= PROMPT =
Filter the records for "заявок" and keep each line that has it.

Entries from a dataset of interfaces
-------

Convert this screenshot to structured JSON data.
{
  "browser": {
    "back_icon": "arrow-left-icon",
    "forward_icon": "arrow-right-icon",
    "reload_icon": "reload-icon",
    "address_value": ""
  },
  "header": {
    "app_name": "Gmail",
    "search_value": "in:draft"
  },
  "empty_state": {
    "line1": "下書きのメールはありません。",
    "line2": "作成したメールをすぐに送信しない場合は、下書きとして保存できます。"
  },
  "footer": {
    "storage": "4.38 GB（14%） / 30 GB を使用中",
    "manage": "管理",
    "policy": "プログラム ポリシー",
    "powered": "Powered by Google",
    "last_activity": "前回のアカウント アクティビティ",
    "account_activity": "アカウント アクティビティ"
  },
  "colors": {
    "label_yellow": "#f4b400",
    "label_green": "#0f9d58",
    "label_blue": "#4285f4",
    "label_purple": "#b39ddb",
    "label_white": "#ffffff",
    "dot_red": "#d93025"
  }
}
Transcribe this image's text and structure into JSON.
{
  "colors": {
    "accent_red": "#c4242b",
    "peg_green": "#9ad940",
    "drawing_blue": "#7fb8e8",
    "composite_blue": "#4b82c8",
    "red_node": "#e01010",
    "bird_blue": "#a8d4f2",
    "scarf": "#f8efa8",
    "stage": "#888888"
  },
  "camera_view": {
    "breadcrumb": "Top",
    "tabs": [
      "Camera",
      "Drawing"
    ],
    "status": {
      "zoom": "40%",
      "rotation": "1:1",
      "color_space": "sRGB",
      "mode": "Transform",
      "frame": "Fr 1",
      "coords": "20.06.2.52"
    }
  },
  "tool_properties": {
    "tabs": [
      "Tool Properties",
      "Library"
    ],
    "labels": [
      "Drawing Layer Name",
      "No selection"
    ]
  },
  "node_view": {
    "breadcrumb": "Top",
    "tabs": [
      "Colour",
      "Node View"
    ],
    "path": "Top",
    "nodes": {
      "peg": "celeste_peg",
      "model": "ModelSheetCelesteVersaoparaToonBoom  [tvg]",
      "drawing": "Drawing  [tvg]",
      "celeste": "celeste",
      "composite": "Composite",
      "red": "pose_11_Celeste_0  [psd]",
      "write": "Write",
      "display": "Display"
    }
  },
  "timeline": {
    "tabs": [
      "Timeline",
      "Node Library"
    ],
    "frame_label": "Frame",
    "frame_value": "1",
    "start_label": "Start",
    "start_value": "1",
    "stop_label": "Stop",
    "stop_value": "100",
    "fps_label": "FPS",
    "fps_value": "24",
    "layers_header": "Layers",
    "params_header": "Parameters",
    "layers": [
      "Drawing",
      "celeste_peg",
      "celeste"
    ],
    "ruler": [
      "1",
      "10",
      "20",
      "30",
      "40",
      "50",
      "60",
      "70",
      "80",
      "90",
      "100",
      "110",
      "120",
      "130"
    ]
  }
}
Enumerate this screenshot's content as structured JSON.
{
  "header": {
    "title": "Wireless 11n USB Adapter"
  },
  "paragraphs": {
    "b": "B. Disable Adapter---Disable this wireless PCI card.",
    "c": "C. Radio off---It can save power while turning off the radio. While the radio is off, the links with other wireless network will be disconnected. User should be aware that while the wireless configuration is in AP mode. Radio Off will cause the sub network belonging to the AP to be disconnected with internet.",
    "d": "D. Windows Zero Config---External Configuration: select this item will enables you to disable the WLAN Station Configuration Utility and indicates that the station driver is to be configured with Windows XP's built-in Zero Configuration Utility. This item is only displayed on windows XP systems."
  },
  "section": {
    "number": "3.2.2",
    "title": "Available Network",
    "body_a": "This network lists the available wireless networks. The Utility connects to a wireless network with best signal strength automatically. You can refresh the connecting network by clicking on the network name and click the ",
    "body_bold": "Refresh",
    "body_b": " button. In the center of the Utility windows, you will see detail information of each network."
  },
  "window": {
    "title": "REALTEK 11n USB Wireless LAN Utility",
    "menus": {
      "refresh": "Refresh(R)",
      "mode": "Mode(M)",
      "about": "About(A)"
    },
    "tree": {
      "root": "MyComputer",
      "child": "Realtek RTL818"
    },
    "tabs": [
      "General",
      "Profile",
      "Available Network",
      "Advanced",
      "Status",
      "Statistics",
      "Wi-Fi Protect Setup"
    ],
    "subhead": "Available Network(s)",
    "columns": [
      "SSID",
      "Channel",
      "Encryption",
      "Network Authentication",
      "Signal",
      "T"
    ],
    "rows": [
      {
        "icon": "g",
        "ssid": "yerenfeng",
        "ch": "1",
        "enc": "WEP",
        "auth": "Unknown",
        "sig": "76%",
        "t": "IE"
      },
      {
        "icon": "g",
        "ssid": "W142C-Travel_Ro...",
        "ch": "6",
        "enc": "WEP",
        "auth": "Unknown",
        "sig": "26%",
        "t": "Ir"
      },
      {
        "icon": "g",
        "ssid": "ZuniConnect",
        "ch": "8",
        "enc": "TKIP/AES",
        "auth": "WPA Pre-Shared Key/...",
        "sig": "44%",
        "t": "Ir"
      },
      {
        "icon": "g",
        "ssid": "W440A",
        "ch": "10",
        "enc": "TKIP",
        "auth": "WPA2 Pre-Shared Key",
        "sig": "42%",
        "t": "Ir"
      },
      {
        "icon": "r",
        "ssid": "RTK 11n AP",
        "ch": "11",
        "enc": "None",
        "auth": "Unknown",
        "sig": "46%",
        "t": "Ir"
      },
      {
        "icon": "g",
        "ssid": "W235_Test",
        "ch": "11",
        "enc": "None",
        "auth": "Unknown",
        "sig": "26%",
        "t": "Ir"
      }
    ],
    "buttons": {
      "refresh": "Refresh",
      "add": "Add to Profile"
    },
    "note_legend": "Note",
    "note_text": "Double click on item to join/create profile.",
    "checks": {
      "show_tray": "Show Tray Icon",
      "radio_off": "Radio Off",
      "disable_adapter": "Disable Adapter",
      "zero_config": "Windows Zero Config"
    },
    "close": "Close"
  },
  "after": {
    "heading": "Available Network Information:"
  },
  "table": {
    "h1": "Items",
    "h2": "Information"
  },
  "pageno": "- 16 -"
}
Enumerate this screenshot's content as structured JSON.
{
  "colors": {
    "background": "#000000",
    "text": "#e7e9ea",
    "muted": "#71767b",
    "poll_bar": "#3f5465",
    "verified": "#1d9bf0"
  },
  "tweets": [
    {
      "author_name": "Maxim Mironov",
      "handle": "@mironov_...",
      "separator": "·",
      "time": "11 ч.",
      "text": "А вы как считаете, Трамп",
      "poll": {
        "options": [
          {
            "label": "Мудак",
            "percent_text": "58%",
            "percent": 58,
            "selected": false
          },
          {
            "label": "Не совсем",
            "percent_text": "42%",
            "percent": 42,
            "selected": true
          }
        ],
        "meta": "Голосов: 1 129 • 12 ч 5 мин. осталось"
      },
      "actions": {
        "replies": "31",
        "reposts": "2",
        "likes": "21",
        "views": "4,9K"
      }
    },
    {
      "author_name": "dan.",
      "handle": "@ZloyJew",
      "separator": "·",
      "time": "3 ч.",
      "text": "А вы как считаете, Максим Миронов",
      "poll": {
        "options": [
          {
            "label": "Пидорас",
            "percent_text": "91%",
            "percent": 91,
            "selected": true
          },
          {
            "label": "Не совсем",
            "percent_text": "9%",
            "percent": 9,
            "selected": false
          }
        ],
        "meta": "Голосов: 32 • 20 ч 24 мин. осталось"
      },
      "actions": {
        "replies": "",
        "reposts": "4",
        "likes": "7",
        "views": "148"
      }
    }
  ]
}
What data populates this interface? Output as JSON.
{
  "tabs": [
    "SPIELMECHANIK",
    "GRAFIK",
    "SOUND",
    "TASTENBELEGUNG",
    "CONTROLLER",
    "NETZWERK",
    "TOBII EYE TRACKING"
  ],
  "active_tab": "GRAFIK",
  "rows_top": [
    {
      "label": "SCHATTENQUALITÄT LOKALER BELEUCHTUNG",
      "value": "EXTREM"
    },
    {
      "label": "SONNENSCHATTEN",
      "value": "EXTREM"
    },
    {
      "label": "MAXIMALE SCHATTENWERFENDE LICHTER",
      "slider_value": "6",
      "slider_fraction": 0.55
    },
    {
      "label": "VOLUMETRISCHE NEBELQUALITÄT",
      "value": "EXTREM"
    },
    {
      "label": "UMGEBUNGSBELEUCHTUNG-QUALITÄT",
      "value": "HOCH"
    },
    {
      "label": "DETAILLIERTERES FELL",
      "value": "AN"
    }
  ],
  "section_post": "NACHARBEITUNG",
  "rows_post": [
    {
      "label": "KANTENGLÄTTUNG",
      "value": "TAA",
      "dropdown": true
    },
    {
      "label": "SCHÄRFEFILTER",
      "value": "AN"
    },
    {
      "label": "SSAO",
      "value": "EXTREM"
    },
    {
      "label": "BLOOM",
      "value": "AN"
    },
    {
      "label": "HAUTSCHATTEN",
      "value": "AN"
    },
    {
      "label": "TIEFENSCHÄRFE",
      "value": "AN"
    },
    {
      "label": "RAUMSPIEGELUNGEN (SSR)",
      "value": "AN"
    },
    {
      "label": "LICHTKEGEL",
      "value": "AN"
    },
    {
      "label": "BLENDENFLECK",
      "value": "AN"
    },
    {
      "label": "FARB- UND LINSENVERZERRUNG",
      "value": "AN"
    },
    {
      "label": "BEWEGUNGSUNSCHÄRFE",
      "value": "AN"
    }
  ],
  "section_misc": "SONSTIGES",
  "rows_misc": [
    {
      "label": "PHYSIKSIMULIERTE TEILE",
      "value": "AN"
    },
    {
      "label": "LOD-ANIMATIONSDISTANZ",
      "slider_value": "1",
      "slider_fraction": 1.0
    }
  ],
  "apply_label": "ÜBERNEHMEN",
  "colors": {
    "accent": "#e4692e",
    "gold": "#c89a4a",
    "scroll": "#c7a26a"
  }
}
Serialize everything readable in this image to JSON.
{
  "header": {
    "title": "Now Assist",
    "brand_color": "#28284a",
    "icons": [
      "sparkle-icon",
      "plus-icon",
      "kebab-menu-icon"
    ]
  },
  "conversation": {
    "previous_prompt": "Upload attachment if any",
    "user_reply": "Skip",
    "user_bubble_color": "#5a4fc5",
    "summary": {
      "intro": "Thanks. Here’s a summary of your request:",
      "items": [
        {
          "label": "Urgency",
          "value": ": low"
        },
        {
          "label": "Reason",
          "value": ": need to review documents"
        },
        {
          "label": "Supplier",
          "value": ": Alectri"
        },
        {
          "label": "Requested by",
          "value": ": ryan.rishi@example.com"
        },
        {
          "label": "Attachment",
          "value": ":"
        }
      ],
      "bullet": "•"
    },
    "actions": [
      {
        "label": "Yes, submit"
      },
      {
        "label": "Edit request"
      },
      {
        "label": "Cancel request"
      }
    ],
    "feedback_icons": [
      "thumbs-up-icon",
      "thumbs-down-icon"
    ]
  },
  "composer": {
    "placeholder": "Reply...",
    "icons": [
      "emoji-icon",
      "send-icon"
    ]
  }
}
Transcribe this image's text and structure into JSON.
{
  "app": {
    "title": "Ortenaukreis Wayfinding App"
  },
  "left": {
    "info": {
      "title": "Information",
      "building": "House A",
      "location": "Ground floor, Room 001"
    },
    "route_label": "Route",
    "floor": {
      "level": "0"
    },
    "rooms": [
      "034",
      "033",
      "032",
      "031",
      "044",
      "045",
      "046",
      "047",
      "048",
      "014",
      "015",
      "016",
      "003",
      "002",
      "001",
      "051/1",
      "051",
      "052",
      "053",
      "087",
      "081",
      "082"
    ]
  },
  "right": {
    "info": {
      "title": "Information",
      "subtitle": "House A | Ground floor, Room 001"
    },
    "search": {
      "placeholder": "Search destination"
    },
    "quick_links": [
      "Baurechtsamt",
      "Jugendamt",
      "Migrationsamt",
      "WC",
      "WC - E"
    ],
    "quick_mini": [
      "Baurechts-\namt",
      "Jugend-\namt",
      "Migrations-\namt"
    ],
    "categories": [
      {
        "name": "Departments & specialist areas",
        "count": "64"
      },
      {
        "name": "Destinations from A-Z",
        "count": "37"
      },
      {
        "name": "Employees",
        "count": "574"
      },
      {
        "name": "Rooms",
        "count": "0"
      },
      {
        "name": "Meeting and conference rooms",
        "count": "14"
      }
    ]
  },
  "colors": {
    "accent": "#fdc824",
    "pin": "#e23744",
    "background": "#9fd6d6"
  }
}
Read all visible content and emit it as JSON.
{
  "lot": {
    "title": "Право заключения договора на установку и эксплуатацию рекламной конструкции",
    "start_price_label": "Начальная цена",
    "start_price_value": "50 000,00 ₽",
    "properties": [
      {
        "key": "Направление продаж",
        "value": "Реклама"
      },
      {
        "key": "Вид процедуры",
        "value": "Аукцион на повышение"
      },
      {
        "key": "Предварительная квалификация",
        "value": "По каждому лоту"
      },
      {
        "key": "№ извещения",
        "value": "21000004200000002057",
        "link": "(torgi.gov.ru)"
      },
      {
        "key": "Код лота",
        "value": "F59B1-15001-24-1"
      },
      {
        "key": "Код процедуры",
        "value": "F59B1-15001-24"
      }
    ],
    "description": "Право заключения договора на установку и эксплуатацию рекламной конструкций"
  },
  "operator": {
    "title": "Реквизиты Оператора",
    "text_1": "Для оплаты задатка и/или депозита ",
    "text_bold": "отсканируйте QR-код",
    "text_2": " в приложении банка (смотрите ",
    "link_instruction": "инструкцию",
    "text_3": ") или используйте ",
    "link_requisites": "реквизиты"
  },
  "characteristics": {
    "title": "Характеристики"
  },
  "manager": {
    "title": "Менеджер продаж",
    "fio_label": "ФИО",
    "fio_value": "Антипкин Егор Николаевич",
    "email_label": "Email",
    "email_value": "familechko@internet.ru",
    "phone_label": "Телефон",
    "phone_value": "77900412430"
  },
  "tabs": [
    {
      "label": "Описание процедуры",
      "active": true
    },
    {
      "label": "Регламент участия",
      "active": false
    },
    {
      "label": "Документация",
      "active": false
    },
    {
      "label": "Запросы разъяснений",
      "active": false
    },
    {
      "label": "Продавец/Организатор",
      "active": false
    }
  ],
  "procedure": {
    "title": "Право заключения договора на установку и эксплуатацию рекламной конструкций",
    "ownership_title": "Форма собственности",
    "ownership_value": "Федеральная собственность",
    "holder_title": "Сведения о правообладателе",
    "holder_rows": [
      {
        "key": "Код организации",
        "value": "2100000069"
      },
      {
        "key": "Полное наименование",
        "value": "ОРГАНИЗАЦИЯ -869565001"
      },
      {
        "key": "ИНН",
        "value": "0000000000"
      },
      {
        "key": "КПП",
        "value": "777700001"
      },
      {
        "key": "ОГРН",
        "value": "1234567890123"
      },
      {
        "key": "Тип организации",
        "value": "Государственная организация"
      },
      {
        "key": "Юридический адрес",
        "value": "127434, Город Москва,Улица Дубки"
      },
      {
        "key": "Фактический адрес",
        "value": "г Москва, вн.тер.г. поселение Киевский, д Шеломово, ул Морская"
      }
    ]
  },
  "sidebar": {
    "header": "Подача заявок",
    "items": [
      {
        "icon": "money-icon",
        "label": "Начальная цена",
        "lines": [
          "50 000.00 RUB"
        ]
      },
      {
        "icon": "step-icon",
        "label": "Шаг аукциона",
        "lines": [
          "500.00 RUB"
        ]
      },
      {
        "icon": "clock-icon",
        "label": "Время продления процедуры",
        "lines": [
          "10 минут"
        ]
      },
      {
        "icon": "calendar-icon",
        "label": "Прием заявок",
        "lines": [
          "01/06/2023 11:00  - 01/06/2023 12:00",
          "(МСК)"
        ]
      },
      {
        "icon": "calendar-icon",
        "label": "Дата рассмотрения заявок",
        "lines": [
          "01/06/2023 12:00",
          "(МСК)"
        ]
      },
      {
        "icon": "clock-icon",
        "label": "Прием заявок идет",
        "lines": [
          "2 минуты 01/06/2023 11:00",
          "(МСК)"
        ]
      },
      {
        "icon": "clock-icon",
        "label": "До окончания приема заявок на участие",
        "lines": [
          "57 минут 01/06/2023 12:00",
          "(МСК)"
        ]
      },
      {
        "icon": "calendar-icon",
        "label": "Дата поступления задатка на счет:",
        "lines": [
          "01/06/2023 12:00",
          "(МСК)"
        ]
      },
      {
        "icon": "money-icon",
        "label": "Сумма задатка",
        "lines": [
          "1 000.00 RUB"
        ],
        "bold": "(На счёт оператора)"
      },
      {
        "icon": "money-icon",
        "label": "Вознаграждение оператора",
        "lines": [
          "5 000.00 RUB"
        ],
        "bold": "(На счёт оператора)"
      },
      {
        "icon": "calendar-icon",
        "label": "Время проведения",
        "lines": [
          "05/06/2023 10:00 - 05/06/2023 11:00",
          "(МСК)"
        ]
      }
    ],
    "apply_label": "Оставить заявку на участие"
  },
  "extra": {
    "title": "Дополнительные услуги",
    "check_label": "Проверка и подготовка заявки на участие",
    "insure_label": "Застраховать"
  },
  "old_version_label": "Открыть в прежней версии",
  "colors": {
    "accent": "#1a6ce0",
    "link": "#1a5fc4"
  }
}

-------

= WRITTEN SOLUTION =
    "header": "Подача заявок",
        "label": "Прием заявок",
        "label": "Дата рассмотрения заявок",
        "label": "Прием заявок идет",
        "label": "До окончания приема заявок на участие",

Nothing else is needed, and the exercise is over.